Activity:
Lines containing the word "query" are the ones to copy from the records below.

====== Input data ======

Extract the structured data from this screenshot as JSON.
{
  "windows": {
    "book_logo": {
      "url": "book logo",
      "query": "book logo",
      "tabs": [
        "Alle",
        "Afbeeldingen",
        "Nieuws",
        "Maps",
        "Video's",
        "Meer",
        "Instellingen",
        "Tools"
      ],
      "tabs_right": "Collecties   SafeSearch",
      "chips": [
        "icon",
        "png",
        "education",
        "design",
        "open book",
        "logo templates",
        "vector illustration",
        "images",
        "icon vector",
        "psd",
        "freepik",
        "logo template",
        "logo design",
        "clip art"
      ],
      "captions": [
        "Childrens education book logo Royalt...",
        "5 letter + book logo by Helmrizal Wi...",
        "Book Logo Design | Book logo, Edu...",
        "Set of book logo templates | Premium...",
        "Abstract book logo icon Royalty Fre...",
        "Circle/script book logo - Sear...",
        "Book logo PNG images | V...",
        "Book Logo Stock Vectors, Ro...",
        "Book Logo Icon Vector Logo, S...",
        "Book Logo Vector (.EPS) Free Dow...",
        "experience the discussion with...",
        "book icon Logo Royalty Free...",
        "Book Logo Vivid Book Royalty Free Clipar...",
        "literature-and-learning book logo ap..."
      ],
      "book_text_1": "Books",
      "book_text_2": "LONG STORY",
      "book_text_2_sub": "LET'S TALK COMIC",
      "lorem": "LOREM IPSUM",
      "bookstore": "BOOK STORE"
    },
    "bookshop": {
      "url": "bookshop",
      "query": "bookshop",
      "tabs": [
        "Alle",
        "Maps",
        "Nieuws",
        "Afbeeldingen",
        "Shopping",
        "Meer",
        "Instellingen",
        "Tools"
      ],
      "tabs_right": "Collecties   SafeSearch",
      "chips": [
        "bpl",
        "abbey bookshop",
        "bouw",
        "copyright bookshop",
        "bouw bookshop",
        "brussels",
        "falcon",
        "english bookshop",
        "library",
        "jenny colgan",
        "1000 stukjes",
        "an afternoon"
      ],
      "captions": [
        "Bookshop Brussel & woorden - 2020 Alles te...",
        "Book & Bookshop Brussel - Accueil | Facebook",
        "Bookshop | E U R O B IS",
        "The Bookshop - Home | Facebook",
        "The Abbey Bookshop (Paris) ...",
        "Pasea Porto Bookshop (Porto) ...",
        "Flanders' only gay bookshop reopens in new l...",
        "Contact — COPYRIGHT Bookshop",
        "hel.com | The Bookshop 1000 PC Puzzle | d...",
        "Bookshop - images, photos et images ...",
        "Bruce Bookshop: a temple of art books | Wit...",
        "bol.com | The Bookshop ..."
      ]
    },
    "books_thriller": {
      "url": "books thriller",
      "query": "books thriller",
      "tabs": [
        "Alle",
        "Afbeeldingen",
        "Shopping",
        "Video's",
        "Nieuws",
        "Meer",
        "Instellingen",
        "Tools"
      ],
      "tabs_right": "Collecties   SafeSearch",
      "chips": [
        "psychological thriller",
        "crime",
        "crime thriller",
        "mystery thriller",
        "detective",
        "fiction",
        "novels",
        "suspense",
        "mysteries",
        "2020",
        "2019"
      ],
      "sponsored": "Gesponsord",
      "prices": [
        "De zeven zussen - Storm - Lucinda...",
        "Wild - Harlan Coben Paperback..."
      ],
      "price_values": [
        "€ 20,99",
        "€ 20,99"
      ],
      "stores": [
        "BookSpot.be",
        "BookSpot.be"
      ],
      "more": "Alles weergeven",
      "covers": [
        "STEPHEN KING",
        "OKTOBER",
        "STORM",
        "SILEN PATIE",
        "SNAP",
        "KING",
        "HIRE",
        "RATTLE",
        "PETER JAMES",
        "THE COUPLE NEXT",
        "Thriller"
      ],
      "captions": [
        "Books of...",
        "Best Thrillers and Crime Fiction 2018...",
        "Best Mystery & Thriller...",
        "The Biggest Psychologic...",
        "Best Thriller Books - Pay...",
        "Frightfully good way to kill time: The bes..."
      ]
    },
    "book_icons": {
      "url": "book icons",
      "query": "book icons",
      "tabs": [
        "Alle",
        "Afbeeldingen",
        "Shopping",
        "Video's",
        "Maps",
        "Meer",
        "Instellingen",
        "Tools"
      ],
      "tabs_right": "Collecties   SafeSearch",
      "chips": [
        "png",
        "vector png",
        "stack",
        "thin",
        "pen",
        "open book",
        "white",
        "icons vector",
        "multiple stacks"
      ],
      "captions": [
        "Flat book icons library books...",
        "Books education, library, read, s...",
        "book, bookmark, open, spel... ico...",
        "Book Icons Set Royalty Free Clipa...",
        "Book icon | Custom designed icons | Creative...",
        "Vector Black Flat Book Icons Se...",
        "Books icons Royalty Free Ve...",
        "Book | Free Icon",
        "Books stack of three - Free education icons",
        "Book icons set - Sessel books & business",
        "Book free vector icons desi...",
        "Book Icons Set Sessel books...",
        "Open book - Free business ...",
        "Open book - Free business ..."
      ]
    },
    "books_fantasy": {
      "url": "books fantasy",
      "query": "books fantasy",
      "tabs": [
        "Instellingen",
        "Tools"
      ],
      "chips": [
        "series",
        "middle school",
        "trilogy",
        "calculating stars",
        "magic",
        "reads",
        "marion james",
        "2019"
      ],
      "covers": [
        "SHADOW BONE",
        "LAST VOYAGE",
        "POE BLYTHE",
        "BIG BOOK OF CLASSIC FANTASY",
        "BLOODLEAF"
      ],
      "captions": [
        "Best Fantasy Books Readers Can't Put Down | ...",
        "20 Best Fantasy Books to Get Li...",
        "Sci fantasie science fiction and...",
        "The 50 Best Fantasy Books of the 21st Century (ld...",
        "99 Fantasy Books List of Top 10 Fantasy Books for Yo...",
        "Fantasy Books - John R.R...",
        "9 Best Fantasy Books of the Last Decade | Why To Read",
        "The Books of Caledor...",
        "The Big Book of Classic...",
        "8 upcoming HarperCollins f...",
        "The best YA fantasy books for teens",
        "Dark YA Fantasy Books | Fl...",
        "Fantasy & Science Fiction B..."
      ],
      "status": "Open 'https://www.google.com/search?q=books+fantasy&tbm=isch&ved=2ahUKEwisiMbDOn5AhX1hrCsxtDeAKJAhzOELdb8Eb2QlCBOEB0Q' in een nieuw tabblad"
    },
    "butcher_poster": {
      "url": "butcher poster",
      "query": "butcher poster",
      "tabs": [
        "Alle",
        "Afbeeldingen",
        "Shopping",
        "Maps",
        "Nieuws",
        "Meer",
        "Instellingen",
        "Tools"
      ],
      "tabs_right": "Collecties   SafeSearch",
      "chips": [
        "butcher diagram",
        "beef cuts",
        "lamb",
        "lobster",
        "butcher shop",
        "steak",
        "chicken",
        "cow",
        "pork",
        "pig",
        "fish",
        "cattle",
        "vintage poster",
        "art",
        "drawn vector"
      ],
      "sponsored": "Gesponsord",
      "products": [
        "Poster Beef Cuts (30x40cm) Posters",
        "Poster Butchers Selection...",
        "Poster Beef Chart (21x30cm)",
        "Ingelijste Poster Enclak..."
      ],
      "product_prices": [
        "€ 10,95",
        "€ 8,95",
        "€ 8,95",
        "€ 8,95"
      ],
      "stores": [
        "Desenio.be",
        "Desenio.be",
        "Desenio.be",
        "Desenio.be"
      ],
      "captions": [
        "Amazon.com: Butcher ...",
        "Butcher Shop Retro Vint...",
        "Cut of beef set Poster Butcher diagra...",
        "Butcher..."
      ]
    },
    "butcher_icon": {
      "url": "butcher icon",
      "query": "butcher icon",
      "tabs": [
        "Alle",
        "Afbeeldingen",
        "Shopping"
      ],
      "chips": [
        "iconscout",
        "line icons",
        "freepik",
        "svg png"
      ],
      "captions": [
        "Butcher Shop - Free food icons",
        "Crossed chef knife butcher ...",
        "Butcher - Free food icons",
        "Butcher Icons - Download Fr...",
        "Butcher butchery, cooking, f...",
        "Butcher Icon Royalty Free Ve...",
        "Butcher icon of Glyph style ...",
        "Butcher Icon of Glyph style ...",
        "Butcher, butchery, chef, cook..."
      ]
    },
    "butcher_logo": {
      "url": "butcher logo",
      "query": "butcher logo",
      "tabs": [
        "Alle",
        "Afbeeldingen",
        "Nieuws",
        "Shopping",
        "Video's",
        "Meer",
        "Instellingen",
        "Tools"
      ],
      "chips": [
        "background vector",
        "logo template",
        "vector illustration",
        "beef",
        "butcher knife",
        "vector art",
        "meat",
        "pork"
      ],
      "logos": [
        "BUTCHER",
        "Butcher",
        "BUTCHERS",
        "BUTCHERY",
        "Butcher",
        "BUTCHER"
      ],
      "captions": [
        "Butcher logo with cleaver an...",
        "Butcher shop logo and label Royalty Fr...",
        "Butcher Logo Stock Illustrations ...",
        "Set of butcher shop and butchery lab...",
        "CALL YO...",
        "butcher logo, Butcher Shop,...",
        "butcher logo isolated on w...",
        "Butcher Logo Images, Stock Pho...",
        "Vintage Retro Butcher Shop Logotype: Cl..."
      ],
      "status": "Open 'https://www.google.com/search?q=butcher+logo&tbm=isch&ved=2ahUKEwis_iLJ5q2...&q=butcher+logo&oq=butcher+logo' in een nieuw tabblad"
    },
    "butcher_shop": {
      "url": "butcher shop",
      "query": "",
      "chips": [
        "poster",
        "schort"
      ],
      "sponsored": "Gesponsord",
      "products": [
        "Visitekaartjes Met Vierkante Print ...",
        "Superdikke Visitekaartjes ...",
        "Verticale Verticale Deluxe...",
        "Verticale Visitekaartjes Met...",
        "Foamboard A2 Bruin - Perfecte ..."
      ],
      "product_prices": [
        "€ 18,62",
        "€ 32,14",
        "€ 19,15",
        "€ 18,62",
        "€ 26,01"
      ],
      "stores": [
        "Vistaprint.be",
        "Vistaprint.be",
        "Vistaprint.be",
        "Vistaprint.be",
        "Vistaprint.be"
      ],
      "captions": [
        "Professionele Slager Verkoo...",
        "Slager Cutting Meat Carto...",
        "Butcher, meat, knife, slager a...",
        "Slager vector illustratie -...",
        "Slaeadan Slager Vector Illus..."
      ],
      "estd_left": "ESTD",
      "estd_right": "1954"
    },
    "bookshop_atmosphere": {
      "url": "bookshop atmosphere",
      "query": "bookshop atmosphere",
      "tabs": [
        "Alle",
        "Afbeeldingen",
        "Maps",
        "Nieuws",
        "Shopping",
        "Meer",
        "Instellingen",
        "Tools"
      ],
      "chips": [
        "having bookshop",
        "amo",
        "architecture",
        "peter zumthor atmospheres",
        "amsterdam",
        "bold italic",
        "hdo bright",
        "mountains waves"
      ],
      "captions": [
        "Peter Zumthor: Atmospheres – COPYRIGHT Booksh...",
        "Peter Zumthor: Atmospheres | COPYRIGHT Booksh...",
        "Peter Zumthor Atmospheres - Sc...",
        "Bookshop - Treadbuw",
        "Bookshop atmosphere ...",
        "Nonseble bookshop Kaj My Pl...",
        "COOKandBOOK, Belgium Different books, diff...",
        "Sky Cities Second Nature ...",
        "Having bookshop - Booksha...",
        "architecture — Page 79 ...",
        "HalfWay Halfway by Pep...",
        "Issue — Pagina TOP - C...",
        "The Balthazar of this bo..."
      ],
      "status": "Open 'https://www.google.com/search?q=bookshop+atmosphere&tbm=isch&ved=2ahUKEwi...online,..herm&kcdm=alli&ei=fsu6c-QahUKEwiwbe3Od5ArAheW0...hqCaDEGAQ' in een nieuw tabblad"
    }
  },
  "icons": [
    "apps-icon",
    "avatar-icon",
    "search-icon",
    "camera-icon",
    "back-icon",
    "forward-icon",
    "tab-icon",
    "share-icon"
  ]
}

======

Result of this exercise:
      "query": "book logo",
      "query": "bookshop",
      "query": "books thriller",
      "query": "book icons",
      "query": "books fantasy",
      "query": "butcher poster",
      "query": "butcher icon",
      "query": "butcher logo",
      "query": "",
      "query": "bookshop atmosphere",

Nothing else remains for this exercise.